Chapters 9–14 deal with this later time, the Greek invasion (9:13). These chapters are not described as messages given to Zechariah, unlike the earlier prophetic words (1:1, 7; 7:1, 8; and by implication 8:1).
These later chapters are a different kind of prophetic mediation (a mǎś·śā in 9:1; 12:1), a response to the reality that the kingdom has not been restored. In the face of failed leadership (shepherds), the restoration of the kingdom becomes the main focus of the book.
Unsurprisingly, these later chapters are the ones Jesus refers to:
Rejoice greatly, Daughter Zion!

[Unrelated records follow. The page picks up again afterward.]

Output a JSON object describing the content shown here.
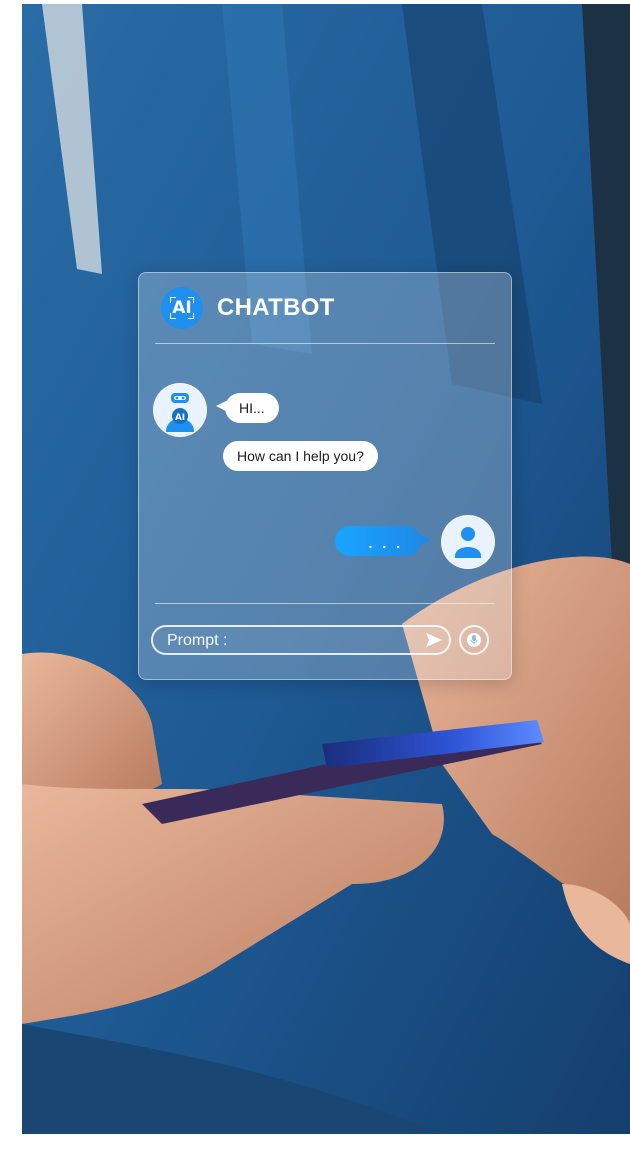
{
  "chatbot": {
    "logo_text": "AI",
    "title": "CHATBOT",
    "messages": [
      {
        "from": "bot",
        "text": "HI..."
      },
      {
        "from": "bot",
        "text": "How can I help you?"
      },
      {
        "from": "user",
        "text": ". . ."
      }
    ],
    "prompt": {
      "placeholder": "Prompt :",
      "value": ""
    },
    "bot_avatar_label": "AI"
  },
  "icons": {
    "logo": "ai-logo-icon",
    "bot": "robot-icon",
    "user": "user-icon",
    "send": "send-icon",
    "mic": "microphone-icon"
  },
  "colors": {
    "accent": "#1f8ff0",
    "user_bubble": "#18a5ff",
    "bot_bubble": "#ffffff",
    "shirt": "#1f5b8f"
  }
}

Shout, Daughter Jerusalem!
See, your king comes to you, righteous and victorious,
lowly and riding on a donkey, on a colt, the foal of a donkey. (Zechariah 9:9).
How God fulfils these promises

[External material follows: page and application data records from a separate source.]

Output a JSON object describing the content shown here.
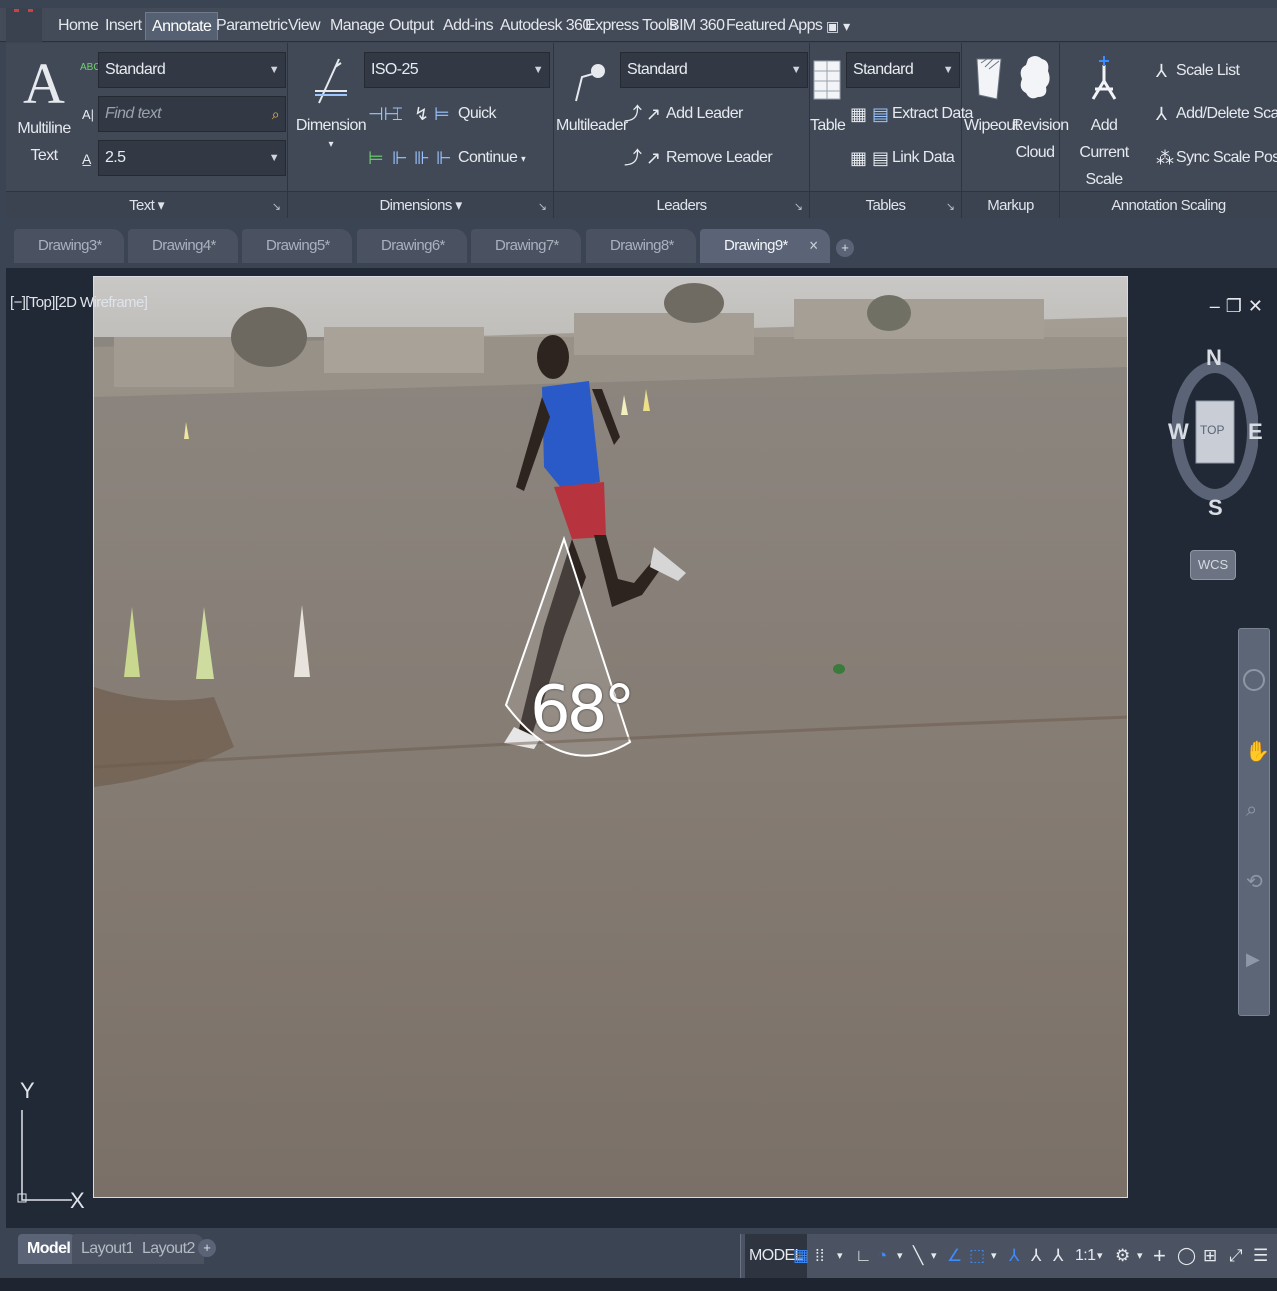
{
  "menubar": {
    "tabs": [
      "Home",
      "Insert",
      "Annotate",
      "Parametric",
      "View",
      "Manage",
      "Output",
      "Add-ins",
      "Autodesk 360",
      "Express Tools",
      "BIM 360",
      "Featured Apps"
    ],
    "active_tab": "Annotate"
  },
  "ribbon": {
    "text_panel": {
      "title": "Text ▾",
      "multiline_label_1": "Multiline",
      "multiline_label_2": "Text",
      "style_combo": "Standard",
      "find_placeholder": "Find text",
      "height_combo": "2.5"
    },
    "dimensions_panel": {
      "title": "Dimensions ▾",
      "dimension_label": "Dimension",
      "dimstyle_combo": "ISO-25",
      "quick_label": "Quick",
      "continue_label": "Continue"
    },
    "leaders_panel": {
      "title": "Leaders",
      "multileader_label": "Multileader",
      "style_combo": "Standard",
      "add_leader_label": "Add Leader",
      "remove_leader_label": "Remove Leader"
    },
    "tables_panel": {
      "title": "Tables",
      "table_label": "Table",
      "style_combo": "Standard",
      "extract_data_label": "Extract Data",
      "link_data_label": "Link Data"
    },
    "markup_panel": {
      "title": "Markup",
      "wipeout_label": "Wipeout",
      "revision_label_1": "Revision",
      "revision_label_2": "Cloud"
    },
    "annotation_scaling_panel": {
      "title": "Annotation Scaling",
      "add_label_1": "Add",
      "add_label_2": "Current Scale",
      "scale_list_label": "Scale List",
      "add_delete_scales_label": "Add/Delete Scales",
      "sync_scale_label": "Sync Scale Positions"
    }
  },
  "file_tabs": {
    "tabs": [
      "Drawing3*",
      "Drawing4*",
      "Drawing5*",
      "Drawing6*",
      "Drawing7*",
      "Drawing8*",
      "Drawing9*"
    ],
    "active": "Drawing9*"
  },
  "viewport": {
    "label": "[−][Top][2D Wireframe]",
    "angle_annotation": "68°",
    "compass": {
      "n": "N",
      "s": "S",
      "e": "E",
      "w": "W",
      "face": "TOP"
    },
    "wcs_label": "WCS",
    "ucs_x": "X",
    "ucs_y": "Y"
  },
  "layout_tabs": {
    "tabs": [
      "Model",
      "Layout1",
      "Layout2"
    ],
    "active": "Model"
  },
  "statusbar": {
    "model_label": "MODEL",
    "scale_label": "1:1"
  },
  "colors": {
    "ribbon_bg": "#414956",
    "viewport_bg": "#222936",
    "accent_blue": "#3d8cff"
  }
}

Zechariah expresses so much of Jesus’ kingdom expectations, his good news of the kingdom, his prophetic acts and teaching of the people, his role as the shepherd, struck down, traded for 30 pieces of silver, his mission to restore the reign of God for the people of God and for the nations who mourn over the pierced king. All of this flows like a confluent stream from the kingdom promises of Zechariah 9–14.
Join me as we explore the message of Zechariah in its settings and examine how that message informed Jesus’ identity and ministry. That’s how Zechariah’s message shapes the identity and ministry of those who are in Christ, participants in the reign of God’s anointed leader for humanity.
What others are saying
Barry Webb, The Message of Zechariah: Your Kingdom Come, The Bible Speaks Today (Nottingham: Inter-Varsity Press, 2003), 20:
For the Christian, then, a journey into the world of Zechariah and his contemporaries is not a journey into alien territory, but a pilgrimage to the land of his spiritual ancestors. It is to meet people fired by the same vision as himself, and living with many of the same tensions and challenges. That is why the study of the book of Zechariah is bound to be so enriching; it is imbued, from beginning to end, with the same heart-cry that Jesus turned into a prayer for all of us: ‘Your kingdom come’.
For Logos users
In Logos, go to Tools | Personal Books, and complete as follows. Be sure to set Type to Bible Commentary (so the milestones are recognized).
- Title: Zechariah: a kingdom perspective
- Author: Browne, Allen
- Copyright: Copyright 2021 Allen J Browne
- Type: Bible Commentary
- Publisher and Publication Date: (leave Publisher blank) 2021
- Subject Heading: Zechariah
- Subject Heading: Kingdom of God
- Description: What was Zechariah saying to the returning exiles about the restoration of the kingdom? How did Jesus understand his role in relation to the later chapters of Zechariah? What implications does Zechariah’s message have for us as God’s people in Christ?
- Ephesians: a kingdom perspective (free commentary)